Data items
BEGIN

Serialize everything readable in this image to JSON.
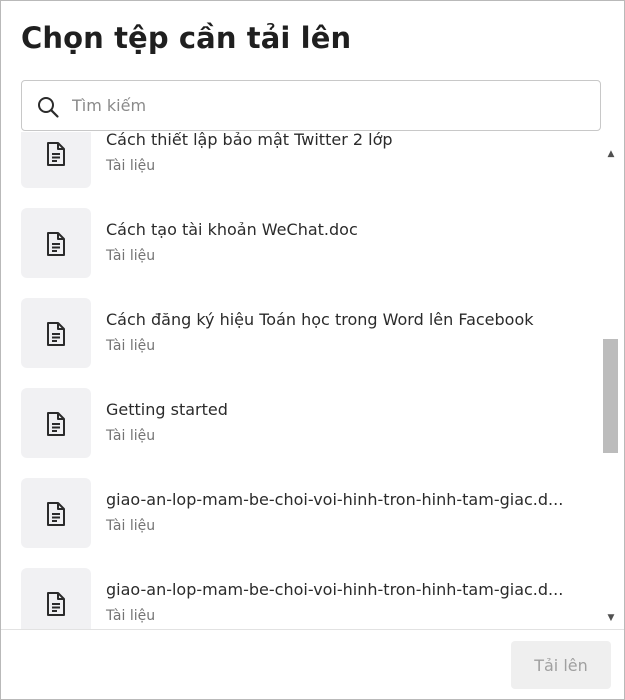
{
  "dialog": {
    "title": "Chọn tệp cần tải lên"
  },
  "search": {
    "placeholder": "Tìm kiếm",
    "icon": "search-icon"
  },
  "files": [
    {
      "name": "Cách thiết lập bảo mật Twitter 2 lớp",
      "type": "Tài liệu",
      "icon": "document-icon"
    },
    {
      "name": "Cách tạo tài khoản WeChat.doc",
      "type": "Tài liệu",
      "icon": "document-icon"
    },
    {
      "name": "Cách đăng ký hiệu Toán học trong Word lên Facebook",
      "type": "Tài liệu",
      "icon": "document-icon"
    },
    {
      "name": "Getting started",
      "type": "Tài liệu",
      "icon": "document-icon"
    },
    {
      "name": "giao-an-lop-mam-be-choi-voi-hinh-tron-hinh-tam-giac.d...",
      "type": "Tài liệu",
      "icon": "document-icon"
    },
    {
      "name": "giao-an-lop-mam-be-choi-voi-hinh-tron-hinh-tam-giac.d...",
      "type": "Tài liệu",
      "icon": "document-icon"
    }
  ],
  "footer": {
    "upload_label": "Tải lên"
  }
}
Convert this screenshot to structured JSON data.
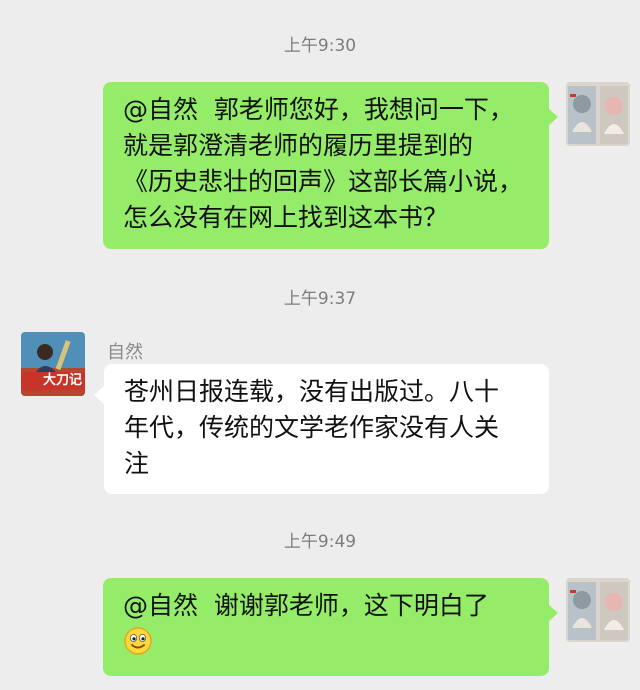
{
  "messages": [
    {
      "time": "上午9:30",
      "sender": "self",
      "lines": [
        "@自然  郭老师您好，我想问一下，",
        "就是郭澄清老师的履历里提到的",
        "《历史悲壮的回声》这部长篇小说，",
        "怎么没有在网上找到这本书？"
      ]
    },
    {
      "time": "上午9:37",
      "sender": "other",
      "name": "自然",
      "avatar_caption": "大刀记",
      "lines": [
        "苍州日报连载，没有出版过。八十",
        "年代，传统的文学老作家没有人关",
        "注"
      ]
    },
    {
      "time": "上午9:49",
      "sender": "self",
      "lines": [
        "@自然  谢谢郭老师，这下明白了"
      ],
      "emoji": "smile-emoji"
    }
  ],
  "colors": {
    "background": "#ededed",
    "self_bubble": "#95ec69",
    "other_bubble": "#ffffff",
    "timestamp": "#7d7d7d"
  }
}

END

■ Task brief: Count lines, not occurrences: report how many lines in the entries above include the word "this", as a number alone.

■ Response area: 2